My 5th Grade Art Project ~ Halloween 1967
"Backward, turn backward, O Time, in your flight,
Make me a child again just for tonight!"
~ Elizabeth Akers Allen ~
I was so pleased to re - discover this 50 - year - old (!) painting over the summer, rolled up in a closet at my parents' house. My friend Len humorously pointed out that perhaps it survived because "Somehow you knew as a child to always use acid-free archival paper, inks, and glues for all of your projects." On a serious note, my oldest brother Dave pointed out that "Interestingly your only concession to Halloween is the pumpkin in the lower right" and my own children were wondering why on earth their mom used to be such a morbid kid! What about candy, costumes, and jack - o - lanterns? I guess even at age 10, I intuited a sense of foreboding as the year wound itself down.
For a couple of months now, I have been haunted by Len's direful pre - seasonal warning:
"Two days ago I acknowledged the end of summer; Fall, with its ominous name, has been looming and lurking. With our backs turned, with our eyes fixed on new books, in the delusion of days without meetings or grading papers, suddenly the Fall leaps out and can't be shaken off any more. I posted the syllabuses to my course site. The books for my 'Representations of Exile' class are stacked on my desk (this time Conrad, Danticat, Cristina Garcia, Nabokov, Sebald, and Viet Thanh Nguyen). For the rest of the night: free reading."Len's ode to Fall (ominous yet seductive) reminded me of many a paragraph in The Street of Crocodiles, eerie and lyrical. For example:

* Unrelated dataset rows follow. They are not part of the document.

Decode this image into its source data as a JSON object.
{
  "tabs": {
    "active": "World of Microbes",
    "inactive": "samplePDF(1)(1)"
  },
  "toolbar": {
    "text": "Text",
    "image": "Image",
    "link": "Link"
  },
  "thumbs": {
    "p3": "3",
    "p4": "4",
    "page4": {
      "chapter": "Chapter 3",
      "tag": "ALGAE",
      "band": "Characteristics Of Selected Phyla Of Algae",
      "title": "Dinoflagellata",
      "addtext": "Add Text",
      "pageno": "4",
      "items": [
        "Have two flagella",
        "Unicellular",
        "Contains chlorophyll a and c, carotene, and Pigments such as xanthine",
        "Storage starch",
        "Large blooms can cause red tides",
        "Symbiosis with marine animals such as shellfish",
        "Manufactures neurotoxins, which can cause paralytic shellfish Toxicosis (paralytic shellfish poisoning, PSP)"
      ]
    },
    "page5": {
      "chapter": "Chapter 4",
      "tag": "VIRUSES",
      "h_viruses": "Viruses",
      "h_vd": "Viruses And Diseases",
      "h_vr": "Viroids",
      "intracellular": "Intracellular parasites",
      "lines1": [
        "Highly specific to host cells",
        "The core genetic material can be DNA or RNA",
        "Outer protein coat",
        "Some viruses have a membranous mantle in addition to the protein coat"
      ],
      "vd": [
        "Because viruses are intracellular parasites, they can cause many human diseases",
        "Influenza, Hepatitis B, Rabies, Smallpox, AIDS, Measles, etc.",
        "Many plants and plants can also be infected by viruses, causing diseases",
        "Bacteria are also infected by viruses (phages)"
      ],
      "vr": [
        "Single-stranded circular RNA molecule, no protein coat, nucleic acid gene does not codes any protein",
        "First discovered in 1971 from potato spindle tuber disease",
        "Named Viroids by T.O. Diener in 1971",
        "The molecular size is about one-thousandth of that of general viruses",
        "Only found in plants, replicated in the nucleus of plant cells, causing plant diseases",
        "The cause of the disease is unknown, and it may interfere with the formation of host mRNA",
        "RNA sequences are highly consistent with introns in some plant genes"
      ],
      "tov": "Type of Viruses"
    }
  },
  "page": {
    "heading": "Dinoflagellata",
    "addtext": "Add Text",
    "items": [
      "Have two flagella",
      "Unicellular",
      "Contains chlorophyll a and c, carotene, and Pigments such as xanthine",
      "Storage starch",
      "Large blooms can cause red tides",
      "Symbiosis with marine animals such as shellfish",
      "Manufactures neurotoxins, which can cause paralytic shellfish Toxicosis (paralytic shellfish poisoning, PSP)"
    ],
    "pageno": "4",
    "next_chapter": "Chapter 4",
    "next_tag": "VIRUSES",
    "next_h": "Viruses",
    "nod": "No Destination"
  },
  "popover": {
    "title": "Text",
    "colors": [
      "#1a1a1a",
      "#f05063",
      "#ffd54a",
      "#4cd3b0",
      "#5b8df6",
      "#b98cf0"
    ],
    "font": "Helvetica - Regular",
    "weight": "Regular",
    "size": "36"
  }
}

"Oh the skies of those days, skies of luminous signals and meteors, covered by the calculations of astronomers, copied a thousand times, numbered, marked with the watermarks of algebra! With faces blue from the glory of those nights, we wandered through space pulsating from the explosions of distant suns, in a sidereal brightness . . . The houses, wide open at night during that time, remained empty in the light of violently flickering lamps. The curtains blew out far into the night and the rows of rooms stood in an all - embracing, incessant draft, which shot through them in violent, relentless alarm." (Bruno Schulz, 155 - 56)If the approaching autumn season seems too sinister, I find that a little lace -- black or white or some of each -- helps to soften the worrisome edges. For over twenty - years now, a delicate lace ghost has appeared to gently haunt us in honor of the previous residents of our various historical homes. Every year, as the October light works its magic, my mother and my friend Victoria never fail to inquire, "Is the ghost up yet?" My sweet sister Di had some kind words for this year's emanation: "That is the fanciest ghost I have ever seen. When I get home I will dig out my tablecloths and see what I can do!"